PROVIDED MATERIAL.

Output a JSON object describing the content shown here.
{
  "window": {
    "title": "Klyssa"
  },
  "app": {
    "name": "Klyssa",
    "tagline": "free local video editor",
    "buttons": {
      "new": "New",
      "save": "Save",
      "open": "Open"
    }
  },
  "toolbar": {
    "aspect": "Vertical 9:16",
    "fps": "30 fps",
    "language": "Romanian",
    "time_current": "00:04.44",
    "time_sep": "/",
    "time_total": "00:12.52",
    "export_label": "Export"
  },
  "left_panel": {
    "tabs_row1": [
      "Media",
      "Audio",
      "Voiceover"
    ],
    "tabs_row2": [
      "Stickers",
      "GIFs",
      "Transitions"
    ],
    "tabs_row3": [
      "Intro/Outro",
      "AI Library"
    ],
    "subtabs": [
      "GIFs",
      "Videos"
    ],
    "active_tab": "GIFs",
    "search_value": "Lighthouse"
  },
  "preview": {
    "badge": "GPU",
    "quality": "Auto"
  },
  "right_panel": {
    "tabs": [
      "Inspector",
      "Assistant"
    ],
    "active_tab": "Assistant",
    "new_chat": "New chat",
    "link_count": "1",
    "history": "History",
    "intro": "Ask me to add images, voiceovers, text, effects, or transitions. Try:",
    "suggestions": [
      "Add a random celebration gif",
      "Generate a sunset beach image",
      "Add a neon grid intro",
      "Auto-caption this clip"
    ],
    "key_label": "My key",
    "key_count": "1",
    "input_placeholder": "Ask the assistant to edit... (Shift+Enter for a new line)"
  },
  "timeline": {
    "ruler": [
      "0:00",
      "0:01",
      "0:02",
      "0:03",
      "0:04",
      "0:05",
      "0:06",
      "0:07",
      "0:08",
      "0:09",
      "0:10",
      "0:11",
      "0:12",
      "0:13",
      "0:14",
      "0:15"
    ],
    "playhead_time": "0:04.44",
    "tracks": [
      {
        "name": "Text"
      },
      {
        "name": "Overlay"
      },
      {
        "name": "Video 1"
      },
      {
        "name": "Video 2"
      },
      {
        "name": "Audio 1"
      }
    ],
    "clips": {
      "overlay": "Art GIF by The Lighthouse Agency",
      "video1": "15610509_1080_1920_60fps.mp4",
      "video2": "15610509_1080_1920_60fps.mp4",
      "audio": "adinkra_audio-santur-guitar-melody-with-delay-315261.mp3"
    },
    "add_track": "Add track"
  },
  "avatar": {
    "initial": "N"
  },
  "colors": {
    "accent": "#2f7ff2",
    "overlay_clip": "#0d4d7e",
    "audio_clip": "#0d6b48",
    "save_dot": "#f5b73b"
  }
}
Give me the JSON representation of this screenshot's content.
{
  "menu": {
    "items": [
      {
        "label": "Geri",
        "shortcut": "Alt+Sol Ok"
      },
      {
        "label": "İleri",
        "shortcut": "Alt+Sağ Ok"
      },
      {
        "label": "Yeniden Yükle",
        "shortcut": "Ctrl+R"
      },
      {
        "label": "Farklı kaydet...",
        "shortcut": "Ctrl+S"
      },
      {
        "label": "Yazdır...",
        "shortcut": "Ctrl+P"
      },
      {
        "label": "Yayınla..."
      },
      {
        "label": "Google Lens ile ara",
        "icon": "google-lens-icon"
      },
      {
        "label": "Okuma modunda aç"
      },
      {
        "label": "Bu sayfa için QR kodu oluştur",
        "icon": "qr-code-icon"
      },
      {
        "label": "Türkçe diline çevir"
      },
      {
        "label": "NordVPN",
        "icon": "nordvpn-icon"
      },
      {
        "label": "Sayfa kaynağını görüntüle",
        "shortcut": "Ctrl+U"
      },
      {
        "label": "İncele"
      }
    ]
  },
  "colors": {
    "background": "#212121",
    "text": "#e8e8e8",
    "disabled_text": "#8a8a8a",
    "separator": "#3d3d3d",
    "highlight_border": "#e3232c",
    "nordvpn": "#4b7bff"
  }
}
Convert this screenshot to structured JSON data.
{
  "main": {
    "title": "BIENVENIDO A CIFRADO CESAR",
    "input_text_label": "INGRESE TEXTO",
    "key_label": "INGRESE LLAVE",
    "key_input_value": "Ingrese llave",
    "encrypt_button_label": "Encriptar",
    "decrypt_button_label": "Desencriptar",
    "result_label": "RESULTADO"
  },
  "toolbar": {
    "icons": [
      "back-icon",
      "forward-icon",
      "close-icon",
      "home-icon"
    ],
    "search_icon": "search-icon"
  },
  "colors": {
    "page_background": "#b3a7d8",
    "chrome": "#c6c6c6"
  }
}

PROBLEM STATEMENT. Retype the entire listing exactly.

COMPLETED TASK.
Output a JSON object describing the content shown here.
{
  "window": {
    "title": "Klyssa"
  },
  "app": {
    "name": "Klyssa",
    "tagline": "free local video editor",
    "buttons": {
      "new": "New",
      "save": "Save",
      "open": "Open"
    }
  },
  "toolbar": {
    "aspect": "Vertical 9:16",
    "fps": "30 fps",
    "language": "Romanian",
    "time_current": "00:04.44",
    "time_sep": "/",
    "time_total": "00:12.52",
    "export_label": "Export"
  },
  "left_panel": {
    "tabs_row1": [
      "Media",
      "Audio",
      "Voiceover"
    ],
    "tabs_row2": [
      "Stickers",
      "GIFs",
      "Transitions"
    ],
    "tabs_row3": [
      "Intro/Outro",
      "AI Library"
    ],
    "subtabs": [
      "GIFs",
      "Videos"
    ],
    "active_tab": "GIFs",
    "search_value": "Lighthouse"
  },
  "preview": {
    "badge": "GPU",
    "quality": "Auto"
  },
  "right_panel": {
    "tabs": [
      "Inspector",
      "Assistant"
    ],
    "active_tab": "Assistant",
    "new_chat": "New chat",
    "link_count": "1",
    "history": "History",
    "intro": "Ask me to add images, voiceovers, text, effects, or transitions. Try:",
    "suggestions": [
      "Add a random celebration gif",
      "Generate a sunset beach image",
      "Add a neon grid intro",
      "Auto-caption this clip"
    ],
    "key_label": "My key",
    "key_count": "1",
    "input_placeholder": "Ask the assistant to edit... (Shift+Enter for a new line)"
  },
  "timeline": {
    "ruler": [
      "0:00",
      "0:01",
      "0:02",
      "0:03",
      "0:04",
      "0:05",
      "0:06",
      "0:07",
      "0:08",
      "0:09",
      "0:10",
      "0:11",
      "0:12",
      "0:13",
      "0:14",
      "0:15"
    ],
    "playhead_time": "0:04.44",
    "tracks": [
      {
        "name": "Text"
      },
      {
        "name": "Overlay"
      },
      {
        "name": "Video 1"
      },
      {
        "name": "Video 2"
      },
      {
        "name": "Audio 1"
      }
    ],
    "clips": {
      "overlay": "Art GIF by The Lighthouse Agency",
      "video1": "15610509_1080_1920_60fps.mp4",
      "video2": "15610509_1080_1920_60fps.mp4",
      "audio": "adinkra_audio-santur-guitar-melody-with-delay-315261.mp3"
    },
    "add_track": "Add track"
  },
  "avatar": {
    "initial": "N"
  },
  "colors": {
    "accent": "#2f7ff2",
    "overlay_clip": "#0d4d7e",
    "audio_clip": "#0d6b48",
    "save_dot": "#f5b73b"
  }
}
Give me the JSON representation of this screenshot's content.
{
  "menu": {
    "items": [
      {
        "label": "Geri",
        "shortcut": "Alt+Sol Ok"
      },
      {
        "label": "İleri",
        "shortcut": "Alt+Sağ Ok"
      },
      {
        "label": "Yeniden Yükle",
        "shortcut": "Ctrl+R"
      },
      {
        "label": "Farklı kaydet...",
        "shortcut": "Ctrl+S"
      },
      {
        "label": "Yazdır...",
        "shortcut": "Ctrl+P"
      },
      {
        "label": "Yayınla..."
      },
      {
        "label": "Google Lens ile ara",
        "icon": "google-lens-icon"
      },
      {
        "label": "Okuma modunda aç"
      },
      {
        "label": "Bu sayfa için QR kodu oluştur",
        "icon": "qr-code-icon"
      },
      {
        "label": "Türkçe diline çevir"
      },
      {
        "label": "NordVPN",
        "icon": "nordvpn-icon"
      },
      {
        "label": "Sayfa kaynağını görüntüle",
        "shortcut": "Ctrl+U"
      },
      {
        "label": "İncele"
      }
    ]
  },
  "colors": {
    "background": "#212121",
    "text": "#e8e8e8",
    "disabled_text": "#8a8a8a",
    "separator": "#3d3d3d",
    "highlight_border": "#e3232c",
    "nordvpn": "#4b7bff"
  }
}
Convert this screenshot to structured JSON data.
{
  "main": {
    "title": "BIENVENIDO A CIFRADO CESAR",
    "input_text_label": "INGRESE TEXTO",
    "key_label": "INGRESE LLAVE",
    "key_input_value": "Ingrese llave",
    "encrypt_button_label": "Encriptar",
    "decrypt_button_label": "Desencriptar",
    "result_label": "RESULTADO"
  },
  "toolbar": {
    "icons": [
      "back-icon",
      "forward-icon",
      "close-icon",
      "home-icon"
    ],
    "search_icon": "search-icon"
  },
  "colors": {
    "page_background": "#b3a7d8",
    "chrome": "#c6c6c6"
  }
}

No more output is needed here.